WHAT THE TASK REQUIRES:
Pull every line containing "Checker" from the data.

*** Opening GIVEN DATA ***

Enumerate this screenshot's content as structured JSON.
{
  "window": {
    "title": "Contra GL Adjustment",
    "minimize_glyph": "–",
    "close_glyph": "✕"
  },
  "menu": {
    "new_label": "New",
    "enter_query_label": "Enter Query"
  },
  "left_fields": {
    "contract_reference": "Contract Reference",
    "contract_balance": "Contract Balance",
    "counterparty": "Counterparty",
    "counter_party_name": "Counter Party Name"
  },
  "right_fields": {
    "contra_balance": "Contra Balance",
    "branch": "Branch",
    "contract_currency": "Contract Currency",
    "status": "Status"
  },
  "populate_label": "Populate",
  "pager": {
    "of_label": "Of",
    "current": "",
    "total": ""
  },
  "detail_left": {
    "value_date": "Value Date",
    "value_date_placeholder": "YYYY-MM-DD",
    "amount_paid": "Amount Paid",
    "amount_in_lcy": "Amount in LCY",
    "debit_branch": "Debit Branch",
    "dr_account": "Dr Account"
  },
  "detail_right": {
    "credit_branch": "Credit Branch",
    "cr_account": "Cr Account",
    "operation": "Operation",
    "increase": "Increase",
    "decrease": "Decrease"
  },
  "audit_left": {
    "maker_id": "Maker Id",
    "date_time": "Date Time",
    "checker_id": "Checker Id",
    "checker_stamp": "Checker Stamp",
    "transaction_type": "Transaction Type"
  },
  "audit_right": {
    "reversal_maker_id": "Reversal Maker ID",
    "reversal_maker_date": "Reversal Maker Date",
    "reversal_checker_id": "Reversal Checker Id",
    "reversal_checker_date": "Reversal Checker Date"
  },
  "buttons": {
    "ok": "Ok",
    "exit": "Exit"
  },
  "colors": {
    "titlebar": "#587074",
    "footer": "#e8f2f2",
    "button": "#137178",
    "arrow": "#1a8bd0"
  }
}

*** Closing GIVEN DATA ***

TASK ANSWER:
    "checker_id": "Checker Id",
    "checker_stamp": "Checker Stamp",
    "reversal_checker_id": "Reversal Checker Id",
    "reversal_checker_date": "Reversal Checker Date"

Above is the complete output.